TenaciousJim
TenaciousJim

I've got a couple of ex girlfriends who are colder than that.

italydawg
italydawg

wiki: "The current world record was set in 1999 at 100 picokelvins (pK), or 0.000 000 000 1 of a kelvin, by cooling the nuclear spins in a piece of rhodium metal."

JackArmstrong1
JackArmstrong1

The coldest places in the Universe are the ion traps at NIST.

petergc901
petergc901

Hey guys, thanks for all your inputs. I'm a bit more knowledgeable now.

(I know i got this reply thing wrong like i'm replying to myself. Only way to tell when i hit the Post Comment thing)

allenwoll
allenwoll

@petergc901 -- It is EASY to understand.

In a COLD region, any atoms/molecules/particles present are moving (typically vibrating) only at slow speeds. . When they come to absolute rest, THAT is absolute zero.

In a HOT region, any atoms/molecules/particles are moving (typically vibrating) very fast : They cannot vibrate back and forth at speeds faster than about the speed of light, for then most of the energy involved radiates away. . Speaking of degrees here, I personally think, is misleading -- I will let those more knowledgable speak to THAT ! ! 

teviet
teviet

@petergc901 Adding to Random's comment: How hot or cold something "feels" depends on the amount of heat flow, which can depend on things other than temperature (such as the density and thermal conductivity of the object).  This is why a cold metal object feels colder and a hot metal object feels hotter than wooden object of the same temperature.

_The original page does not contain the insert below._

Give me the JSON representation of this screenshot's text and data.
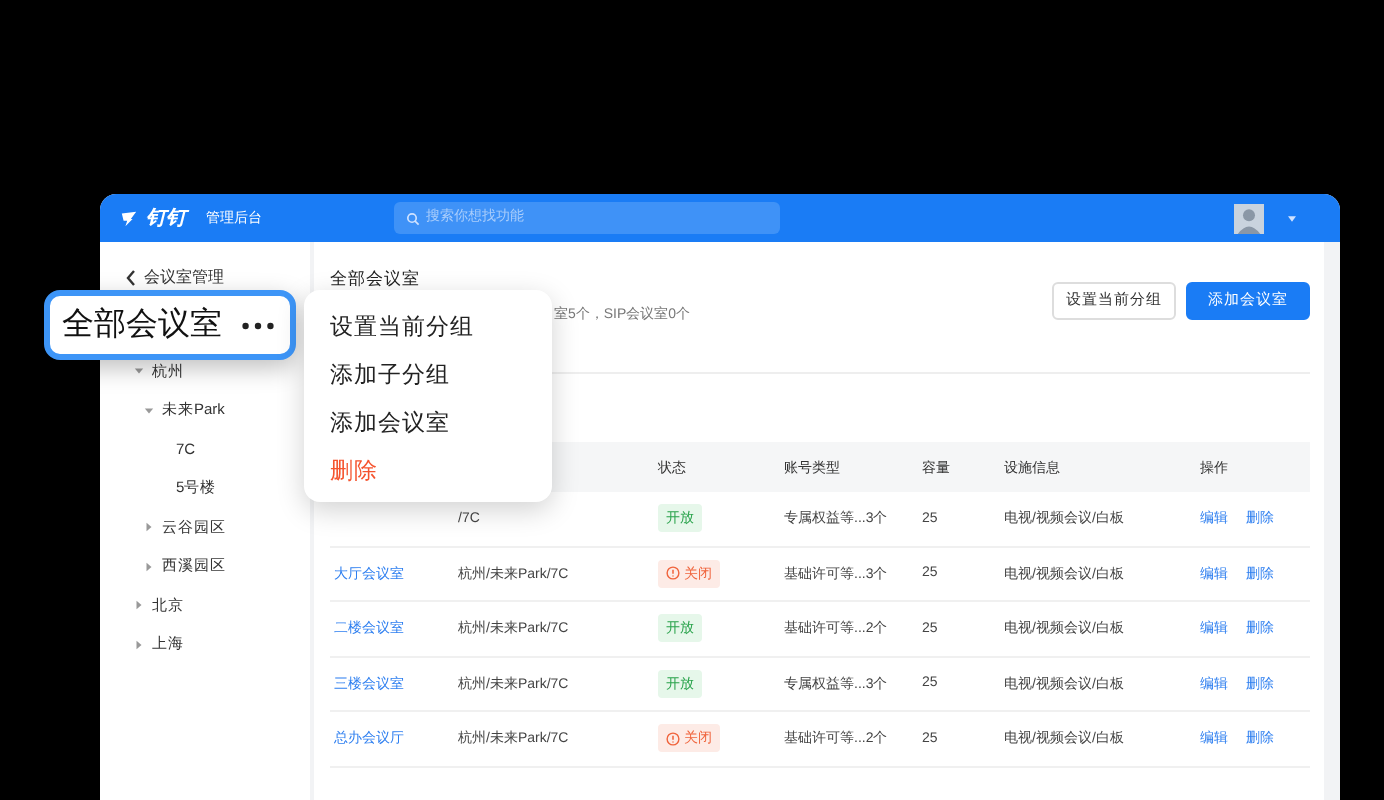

Similarly, the upper atmosphere of the Sun is much hotter (millions of degrees) than its surface (thousands of degrees), but contributes almost nothing to the perceived heat and luminosity of the Sun, because it is extremely tenuous.

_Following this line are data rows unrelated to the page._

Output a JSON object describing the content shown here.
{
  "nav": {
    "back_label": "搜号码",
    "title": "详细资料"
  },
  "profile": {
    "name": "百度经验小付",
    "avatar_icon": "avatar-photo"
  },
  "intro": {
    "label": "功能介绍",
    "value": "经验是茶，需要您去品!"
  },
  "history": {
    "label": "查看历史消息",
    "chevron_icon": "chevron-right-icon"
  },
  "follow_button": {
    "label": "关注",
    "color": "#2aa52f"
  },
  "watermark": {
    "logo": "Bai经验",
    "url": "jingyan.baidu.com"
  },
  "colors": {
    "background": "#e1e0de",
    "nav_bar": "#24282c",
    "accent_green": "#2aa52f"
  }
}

Temperature always dictates the direction of heat flow (i.e. always from the hotter object to the colder object), but the rate of heat flow is more complicated.

Random_Science_Comments
Random_Science_Comments

@petergc901  Temperature is a measurement of the average kinetic energy of molecules. Some point on any given scale corresponds to the impossible-to-achieve point at which all the molecules are stopped, and have zero kinetic energy. It doesn't go lower because you can't get slower than "not moving". 

Since kinetic energy can increase without practical limit, there is no real upper limit on temperature. How it would "feel" depends on the limits of your nervous system - so there comes a point at which nothing can "feel" hotter or colder because your body will have reached it's sensory limits. 

False_Believer
False_Believer

@rotorhead1871 The gas does work against the gravitational pull of the object as a whole, so cools as it expands. But thank you for not suggesting that God is cooling it:).

nathanielrhamrick
nathanielrhamrick

@rotorhead1871 Ideal gas simplification equations are not precise at low temperatures. Furthermore, you have no reason to assume that such a large quantity of gas in any area of space would be accurately classifiable as ideal.

teviet
teviet

@rotorhead1871 Nope, even if the gas is expanding into a vacuum, it does work (on itself) and cools.

teviet
teviet

@allenwoll @petergc901 Although the speed of particles is limited to the speed of light, their energy has no upper limit.  Since temperature is proportional to the energy per particle, there is no upper limit on temperatures.

Actually, at temperatures above 1e30 degrees or so the structure of space and time as we understand it will break down.  This is about the temperature of the Big Bang.  That doesn't mean that higher temperatures are impossible, just that our current laws of physics will prove inadequate to describe them.

allenwoll
allenwoll

@teviet @allenwoll @petergc901 -- Thank you for you couteous and informative reply. 

Scientists need to compile a more intuitive picture for laymen -- Likely n-ot one in 1,000 has any useful concept of extreme high temperatures. . Rolling out numbers like 1-M degrees is rather silly. . People think of the temperature of a body of particles (gas, liquid or solid), not of a body of particles beyond even a gas -- rather, a plasma.